Data Start Marker
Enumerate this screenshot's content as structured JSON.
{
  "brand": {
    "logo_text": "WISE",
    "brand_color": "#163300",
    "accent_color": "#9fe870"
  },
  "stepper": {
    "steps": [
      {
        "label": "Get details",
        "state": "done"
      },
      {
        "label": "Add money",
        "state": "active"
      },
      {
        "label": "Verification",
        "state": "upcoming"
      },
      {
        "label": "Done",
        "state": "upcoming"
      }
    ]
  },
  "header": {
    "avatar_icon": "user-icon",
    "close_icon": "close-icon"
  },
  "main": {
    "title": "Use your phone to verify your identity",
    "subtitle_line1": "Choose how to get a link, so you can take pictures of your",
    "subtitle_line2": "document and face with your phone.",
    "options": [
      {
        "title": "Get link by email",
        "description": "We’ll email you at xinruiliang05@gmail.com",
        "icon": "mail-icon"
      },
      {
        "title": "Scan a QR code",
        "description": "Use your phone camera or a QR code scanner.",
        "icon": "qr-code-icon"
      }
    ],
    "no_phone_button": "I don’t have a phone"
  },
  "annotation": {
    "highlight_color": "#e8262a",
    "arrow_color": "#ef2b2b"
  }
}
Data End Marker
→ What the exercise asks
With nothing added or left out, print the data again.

→ Answer section
Enumerate this screenshot's content as structured JSON.
{
  "brand": {
    "logo_text": "WISE",
    "brand_color": "#163300",
    "accent_color": "#9fe870"
  },
  "stepper": {
    "steps": [
      {
        "label": "Get details",
        "state": "done"
      },
      {
        "label": "Add money",
        "state": "active"
      },
      {
        "label": "Verification",
        "state": "upcoming"
      },
      {
        "label": "Done",
        "state": "upcoming"
      }
    ]
  },
  "header": {
    "avatar_icon": "user-icon",
    "close_icon": "close-icon"
  },
  "main": {
    "title": "Use your phone to verify your identity",
    "subtitle_line1": "Choose how to get a link, so you can take pictures of your",
    "subtitle_line2": "document and face with your phone.",
    "options": [
      {
        "title": "Get link by email",
        "description": "We’ll email you at xinruiliang05@gmail.com",
        "icon": "mail-icon"
      },
      {
        "title": "Scan a QR code",
        "description": "Use your phone camera or a QR code scanner.",
        "icon": "qr-code-icon"
      }
    ],
    "no_phone_button": "I don’t have a phone"
  },
  "annotation": {
    "highlight_color": "#e8262a",
    "arrow_color": "#ef2b2b"
  }
}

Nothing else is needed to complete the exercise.